Obverse Designer:  
Reverse: Hadrian, on left, standing right, raising kneeling Gallia
Reverse Legend: RESTITVTORI GALLIAE
Reverse Designer:  
Edge: Irregular
Note:  
Mint Mark:  
Composition: Silver (Ag)
Diameter: ~21.0 mm (irregular)
Thickness:  
Weight: 3.3 grams
Mintage:  
Krause & Mishler Number:  
Other Catalog Number: RIC II: 324; BMCRE: 878; RSC: 1247
State of Conservation: Extremely Fine (XF)
Rarity: Very Rare
   

CATALOG VALUE
Proof (Prf) € -
Brilliant Uncirculated (BU) € -
Mint State/Mint Condition (MS) € -
Uncirculated (Unc) € -
Extremely Fine (XF) € -
Very Fine (VF) € -
Fine (F) € -
Very Good (VG) € -
Good (G) € -
   

HISTORICAL NOTES

Hadrianus was Roman Emperor from 117 to 138. He is best known for building Hadrian's Wall, which marked the northern limit of Roman Britain. In Rome, he re-built the Pantheon and constructed the Temple of Venus and Roma. In addition to being emperor, Hadrian was a humanist and was philhellene in all his tastes. He was the third of the so-called Five Good Emperors.

Hadrian was born Publius Aelius Hadrianus. His predecessor Trajan was a maternal cousin of Hadrian's father.Trajan never officially designated an heir, but according to his wife Pompeia Plotina, Trajan named Hadrian emperor immediately before his death. Trajan's wife and his friend Licinius Sura were well-disposed towards Hadrian, and he may well have owed his succession to them.

During his reign, Hadrian traveled to nearly every province of the Empire. An ardent admirer of Greece, he sought to make Athens the cultural capital of the Empire and ordered the construction of many opulent temples in the city.
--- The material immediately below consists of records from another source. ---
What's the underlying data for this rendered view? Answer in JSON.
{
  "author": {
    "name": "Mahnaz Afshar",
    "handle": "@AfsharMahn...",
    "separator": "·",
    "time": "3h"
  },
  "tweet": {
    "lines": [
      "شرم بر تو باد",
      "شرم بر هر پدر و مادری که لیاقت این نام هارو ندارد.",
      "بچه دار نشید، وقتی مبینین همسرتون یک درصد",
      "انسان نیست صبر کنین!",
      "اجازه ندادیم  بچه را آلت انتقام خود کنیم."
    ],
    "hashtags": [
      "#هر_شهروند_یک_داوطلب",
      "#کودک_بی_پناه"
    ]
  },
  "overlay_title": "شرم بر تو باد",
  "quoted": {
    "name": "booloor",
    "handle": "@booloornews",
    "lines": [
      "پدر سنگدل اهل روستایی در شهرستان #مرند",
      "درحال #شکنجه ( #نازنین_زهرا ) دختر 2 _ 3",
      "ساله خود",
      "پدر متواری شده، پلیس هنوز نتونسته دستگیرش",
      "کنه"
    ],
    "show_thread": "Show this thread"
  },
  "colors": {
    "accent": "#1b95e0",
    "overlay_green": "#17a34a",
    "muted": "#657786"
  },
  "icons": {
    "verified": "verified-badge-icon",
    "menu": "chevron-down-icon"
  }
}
He used his relationship with his Greek favorite Antinous to underline his philhellenism and led to the creation of one of the most popular cults of ancient times. He spent extensive amounts of his time with the military; he usually wore military attire and even dined and slept amongst the soldiers. He ordered military training and drilling to be more rigorous and even made use of false reports of attack to keep the army alert. Upon his ascension to the throne, Hadrian withdrew from Trajan's conquests in Mesopotamia and Armenia, and even considered abandoning Dacia. Late in his reign he suppressed the Bar Kokhba revolt in Judaea, renaming the province Syria Palaestina. In 136 an ailing Hadrian adopted Lucius Aelius as his heir, but the latter died suddenly two years later. In 138, Hadrian resolved to adopt Antoninus Pius if he would in turn adopt Marcus Aurelius and Aelius' son Lucius Verus as his own eventual successors. Antoninus agreed, and soon afterward Hadrian died at Baiae.